> _EXERCISE DIRECTIONS_
Once every line below has been checked for "NotAvailable", give only the number of lines that have it.
=== THE RECORDS ===
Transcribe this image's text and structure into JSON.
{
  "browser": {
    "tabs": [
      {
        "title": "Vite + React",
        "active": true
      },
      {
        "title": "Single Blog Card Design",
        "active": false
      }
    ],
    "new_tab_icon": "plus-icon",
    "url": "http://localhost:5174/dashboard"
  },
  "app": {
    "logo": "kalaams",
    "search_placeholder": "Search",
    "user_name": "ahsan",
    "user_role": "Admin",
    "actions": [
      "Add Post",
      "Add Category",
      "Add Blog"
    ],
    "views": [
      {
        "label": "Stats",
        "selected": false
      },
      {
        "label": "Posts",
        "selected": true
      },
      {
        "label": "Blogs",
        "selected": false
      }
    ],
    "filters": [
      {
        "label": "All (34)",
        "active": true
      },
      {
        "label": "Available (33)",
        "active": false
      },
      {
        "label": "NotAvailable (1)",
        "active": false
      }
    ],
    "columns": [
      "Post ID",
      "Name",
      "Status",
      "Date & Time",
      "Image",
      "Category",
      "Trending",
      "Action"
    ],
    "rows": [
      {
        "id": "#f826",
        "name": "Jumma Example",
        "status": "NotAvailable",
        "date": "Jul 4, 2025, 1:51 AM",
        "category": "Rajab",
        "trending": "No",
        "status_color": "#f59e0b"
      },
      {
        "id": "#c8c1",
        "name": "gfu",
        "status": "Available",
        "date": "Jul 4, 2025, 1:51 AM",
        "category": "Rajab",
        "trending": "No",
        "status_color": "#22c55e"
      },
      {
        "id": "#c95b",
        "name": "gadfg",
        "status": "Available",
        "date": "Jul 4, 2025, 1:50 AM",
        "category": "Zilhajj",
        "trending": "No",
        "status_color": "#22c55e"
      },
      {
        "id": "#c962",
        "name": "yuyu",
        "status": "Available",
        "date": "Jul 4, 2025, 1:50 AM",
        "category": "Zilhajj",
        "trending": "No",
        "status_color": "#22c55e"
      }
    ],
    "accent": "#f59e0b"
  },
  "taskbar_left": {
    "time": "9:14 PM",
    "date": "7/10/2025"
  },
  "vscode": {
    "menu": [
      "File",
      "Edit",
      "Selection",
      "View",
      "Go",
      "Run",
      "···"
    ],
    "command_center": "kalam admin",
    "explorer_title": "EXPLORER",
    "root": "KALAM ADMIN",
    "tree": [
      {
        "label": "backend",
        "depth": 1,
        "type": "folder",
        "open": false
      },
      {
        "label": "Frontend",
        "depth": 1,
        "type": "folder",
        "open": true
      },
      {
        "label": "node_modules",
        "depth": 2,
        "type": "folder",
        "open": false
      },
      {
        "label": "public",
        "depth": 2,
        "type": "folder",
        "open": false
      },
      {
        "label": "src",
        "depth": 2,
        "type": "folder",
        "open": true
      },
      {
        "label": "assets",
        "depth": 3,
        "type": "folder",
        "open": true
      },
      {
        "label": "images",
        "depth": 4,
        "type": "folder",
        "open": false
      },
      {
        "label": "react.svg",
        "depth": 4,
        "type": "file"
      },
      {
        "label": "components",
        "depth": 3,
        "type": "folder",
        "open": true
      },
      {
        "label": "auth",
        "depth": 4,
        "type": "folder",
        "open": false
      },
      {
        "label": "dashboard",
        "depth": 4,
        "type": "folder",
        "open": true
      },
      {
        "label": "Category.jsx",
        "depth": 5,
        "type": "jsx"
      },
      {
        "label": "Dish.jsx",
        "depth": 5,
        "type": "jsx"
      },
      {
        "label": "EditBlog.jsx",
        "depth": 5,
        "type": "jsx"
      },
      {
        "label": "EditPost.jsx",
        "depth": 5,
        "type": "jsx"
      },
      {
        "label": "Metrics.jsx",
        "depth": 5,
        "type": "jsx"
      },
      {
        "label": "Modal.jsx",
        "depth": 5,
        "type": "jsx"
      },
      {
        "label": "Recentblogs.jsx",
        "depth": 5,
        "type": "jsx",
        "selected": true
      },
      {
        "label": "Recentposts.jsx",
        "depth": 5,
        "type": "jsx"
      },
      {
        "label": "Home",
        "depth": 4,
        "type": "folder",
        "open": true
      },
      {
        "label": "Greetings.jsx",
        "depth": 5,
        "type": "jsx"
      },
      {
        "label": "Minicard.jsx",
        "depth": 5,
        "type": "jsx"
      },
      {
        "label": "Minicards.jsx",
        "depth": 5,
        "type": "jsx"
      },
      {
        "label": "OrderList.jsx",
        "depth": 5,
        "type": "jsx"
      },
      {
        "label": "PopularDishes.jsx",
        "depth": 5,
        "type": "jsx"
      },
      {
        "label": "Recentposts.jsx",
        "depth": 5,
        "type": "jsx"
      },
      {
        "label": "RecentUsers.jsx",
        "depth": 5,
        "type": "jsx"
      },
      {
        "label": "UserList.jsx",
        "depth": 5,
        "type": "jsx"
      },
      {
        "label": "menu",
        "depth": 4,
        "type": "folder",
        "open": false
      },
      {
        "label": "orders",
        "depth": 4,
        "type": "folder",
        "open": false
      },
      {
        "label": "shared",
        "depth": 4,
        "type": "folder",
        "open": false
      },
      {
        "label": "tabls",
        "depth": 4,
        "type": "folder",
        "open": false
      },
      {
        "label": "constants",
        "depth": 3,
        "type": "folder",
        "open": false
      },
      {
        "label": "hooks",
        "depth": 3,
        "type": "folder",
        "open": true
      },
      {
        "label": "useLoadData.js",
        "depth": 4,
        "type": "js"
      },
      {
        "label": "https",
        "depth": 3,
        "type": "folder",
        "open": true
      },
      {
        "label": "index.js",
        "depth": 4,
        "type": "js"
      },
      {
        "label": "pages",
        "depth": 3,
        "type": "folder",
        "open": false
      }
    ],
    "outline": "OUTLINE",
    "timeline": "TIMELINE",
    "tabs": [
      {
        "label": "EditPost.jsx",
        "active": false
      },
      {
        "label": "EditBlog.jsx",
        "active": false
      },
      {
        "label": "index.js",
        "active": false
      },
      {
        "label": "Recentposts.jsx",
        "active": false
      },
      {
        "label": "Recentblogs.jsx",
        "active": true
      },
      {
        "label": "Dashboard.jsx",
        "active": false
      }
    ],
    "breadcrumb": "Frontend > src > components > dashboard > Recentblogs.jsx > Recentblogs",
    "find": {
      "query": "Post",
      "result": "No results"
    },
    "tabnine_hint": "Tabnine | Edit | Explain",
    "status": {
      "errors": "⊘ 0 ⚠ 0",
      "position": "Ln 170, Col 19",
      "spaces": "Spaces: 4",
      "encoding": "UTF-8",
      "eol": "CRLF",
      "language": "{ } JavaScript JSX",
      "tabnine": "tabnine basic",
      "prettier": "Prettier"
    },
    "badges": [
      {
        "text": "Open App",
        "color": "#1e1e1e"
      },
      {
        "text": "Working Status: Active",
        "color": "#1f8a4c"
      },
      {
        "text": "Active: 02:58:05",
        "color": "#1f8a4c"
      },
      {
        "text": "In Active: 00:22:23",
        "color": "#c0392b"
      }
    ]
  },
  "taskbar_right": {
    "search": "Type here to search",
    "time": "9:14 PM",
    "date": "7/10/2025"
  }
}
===
> _ANSWER TO THIS PROBLEM_
2